Saved entries
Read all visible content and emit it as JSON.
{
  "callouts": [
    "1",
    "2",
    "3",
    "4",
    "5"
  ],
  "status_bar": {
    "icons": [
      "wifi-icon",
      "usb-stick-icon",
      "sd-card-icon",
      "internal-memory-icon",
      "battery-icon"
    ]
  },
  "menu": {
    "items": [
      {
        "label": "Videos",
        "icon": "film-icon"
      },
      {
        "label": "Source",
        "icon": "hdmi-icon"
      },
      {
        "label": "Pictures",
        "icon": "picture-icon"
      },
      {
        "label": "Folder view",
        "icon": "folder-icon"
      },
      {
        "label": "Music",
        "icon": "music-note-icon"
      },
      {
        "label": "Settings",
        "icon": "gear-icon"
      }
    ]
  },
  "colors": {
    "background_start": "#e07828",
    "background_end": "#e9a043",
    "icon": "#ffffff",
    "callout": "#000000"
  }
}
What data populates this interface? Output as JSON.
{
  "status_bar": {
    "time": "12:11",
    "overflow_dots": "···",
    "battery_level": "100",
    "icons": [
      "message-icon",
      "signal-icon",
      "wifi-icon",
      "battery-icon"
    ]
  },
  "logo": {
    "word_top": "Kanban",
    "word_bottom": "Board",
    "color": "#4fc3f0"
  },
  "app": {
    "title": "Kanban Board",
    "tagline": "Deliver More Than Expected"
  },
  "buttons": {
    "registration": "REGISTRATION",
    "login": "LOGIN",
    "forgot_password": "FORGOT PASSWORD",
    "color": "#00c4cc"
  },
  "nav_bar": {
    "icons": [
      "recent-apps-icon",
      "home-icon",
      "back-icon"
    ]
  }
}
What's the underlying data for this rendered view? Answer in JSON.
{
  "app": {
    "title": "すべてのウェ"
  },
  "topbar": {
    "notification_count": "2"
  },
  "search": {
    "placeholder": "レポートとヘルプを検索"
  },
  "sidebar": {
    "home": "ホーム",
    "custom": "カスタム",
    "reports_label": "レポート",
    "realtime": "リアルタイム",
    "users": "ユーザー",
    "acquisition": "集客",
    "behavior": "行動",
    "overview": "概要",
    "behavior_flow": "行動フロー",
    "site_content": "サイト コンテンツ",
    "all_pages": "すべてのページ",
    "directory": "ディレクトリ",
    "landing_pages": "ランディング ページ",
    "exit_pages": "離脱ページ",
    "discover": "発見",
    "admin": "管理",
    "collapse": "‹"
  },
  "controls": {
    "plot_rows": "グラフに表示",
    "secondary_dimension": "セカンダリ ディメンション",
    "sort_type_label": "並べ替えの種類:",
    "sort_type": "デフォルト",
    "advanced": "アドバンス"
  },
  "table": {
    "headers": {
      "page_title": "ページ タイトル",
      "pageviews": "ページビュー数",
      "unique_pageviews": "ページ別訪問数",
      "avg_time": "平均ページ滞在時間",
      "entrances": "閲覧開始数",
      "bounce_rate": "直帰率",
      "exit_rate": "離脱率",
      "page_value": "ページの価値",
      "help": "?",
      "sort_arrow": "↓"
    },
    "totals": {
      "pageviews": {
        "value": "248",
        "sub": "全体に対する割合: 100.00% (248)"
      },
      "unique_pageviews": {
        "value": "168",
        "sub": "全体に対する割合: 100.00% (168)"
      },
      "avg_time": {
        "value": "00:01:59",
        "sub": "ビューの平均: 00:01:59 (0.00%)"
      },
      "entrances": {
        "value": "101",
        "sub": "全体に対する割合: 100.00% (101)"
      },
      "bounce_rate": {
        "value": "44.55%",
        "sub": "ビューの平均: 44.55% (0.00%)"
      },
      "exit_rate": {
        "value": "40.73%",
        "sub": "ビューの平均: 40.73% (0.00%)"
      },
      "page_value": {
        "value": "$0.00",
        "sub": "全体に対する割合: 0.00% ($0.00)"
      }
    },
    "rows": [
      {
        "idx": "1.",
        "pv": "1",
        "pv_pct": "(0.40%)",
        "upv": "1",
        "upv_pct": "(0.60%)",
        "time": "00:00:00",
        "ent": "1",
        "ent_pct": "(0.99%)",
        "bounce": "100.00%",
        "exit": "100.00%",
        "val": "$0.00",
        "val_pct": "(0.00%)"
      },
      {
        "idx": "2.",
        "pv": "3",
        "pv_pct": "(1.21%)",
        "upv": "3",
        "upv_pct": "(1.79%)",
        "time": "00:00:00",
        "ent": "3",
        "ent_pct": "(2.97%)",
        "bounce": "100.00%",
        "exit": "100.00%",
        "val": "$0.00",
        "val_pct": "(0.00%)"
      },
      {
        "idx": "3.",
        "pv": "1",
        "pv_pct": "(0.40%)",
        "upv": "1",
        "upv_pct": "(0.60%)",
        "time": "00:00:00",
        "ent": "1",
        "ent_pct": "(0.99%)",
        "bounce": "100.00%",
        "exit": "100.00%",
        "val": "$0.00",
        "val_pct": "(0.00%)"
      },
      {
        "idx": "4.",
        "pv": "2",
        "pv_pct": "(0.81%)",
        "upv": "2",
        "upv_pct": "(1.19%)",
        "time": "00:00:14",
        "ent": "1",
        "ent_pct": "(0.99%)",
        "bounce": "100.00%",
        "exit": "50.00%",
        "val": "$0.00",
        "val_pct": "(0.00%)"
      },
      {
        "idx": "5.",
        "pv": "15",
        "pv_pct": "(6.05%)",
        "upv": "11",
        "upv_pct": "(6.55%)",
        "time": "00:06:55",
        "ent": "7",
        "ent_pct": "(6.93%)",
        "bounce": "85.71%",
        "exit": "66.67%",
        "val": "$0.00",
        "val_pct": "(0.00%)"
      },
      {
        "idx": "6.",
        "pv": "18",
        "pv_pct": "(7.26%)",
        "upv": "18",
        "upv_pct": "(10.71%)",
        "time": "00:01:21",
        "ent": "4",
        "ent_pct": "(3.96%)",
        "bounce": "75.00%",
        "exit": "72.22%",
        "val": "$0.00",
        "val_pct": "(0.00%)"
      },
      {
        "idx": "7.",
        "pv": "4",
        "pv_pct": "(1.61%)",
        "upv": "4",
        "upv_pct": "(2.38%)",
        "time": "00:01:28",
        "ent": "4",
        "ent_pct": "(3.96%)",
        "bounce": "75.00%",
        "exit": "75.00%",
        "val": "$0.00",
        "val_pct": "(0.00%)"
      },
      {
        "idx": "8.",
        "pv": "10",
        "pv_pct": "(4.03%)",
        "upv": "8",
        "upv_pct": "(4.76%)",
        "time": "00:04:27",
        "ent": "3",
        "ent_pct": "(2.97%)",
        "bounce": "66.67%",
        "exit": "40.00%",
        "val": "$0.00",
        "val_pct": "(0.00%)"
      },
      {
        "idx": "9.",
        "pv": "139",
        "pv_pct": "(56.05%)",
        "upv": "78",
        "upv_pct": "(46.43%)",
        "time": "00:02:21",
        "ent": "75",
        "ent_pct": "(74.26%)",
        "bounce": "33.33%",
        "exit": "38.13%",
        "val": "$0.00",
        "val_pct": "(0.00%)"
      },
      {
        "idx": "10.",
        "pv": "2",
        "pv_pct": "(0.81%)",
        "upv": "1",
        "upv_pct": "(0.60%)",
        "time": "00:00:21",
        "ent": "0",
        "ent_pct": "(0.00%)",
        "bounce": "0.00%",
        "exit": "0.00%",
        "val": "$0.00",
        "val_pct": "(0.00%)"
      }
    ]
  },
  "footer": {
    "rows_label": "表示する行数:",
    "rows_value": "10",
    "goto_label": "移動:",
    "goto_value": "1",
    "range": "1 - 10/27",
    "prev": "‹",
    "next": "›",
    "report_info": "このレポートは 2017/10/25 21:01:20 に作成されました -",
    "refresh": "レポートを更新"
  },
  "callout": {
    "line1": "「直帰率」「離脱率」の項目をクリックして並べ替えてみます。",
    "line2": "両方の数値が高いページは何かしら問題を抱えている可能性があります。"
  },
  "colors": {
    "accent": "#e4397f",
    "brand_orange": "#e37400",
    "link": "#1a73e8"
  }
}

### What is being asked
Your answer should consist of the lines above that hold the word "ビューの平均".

### Reply to the exercise
        "sub": "ビューの平均: 00:01:59 (0.00%)"
        "sub": "ビューの平均: 44.55% (0.00%)"
        "sub": "ビューの平均: 40.73% (0.00%)"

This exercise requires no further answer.